- Assigned task -
In the entries below, find every line holding the string "Canonical" and collect it.

- Listed entries -
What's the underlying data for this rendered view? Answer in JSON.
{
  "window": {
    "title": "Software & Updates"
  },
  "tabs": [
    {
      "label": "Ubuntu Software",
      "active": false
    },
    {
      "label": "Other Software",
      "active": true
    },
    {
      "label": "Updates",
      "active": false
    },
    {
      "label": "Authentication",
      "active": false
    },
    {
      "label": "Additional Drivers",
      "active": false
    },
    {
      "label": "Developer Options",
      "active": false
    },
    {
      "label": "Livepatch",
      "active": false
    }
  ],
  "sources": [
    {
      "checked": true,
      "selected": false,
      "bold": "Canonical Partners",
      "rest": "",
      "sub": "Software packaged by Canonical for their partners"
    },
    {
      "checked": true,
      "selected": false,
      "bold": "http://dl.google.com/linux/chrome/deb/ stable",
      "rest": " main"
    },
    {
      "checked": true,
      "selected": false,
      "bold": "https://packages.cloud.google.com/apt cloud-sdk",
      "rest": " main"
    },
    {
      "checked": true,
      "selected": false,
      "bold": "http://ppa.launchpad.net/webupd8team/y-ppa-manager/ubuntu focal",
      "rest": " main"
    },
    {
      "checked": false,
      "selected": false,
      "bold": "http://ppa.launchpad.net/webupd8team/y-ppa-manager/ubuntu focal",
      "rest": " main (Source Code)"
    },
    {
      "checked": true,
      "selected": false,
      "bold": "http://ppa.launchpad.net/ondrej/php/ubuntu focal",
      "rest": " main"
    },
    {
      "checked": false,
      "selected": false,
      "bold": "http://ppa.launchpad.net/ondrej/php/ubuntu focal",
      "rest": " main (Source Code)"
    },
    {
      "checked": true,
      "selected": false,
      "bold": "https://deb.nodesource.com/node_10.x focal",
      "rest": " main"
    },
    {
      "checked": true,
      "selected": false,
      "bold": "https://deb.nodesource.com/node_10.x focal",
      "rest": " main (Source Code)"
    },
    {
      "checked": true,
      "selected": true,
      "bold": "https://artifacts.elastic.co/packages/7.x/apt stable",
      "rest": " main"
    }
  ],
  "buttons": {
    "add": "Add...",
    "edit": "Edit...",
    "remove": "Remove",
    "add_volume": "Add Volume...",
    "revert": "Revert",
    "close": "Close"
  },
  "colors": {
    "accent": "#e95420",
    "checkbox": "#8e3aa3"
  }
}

- Answer area -
      "bold": "Canonical Partners",
      "sub": "Software packaged by Canonical for their partners"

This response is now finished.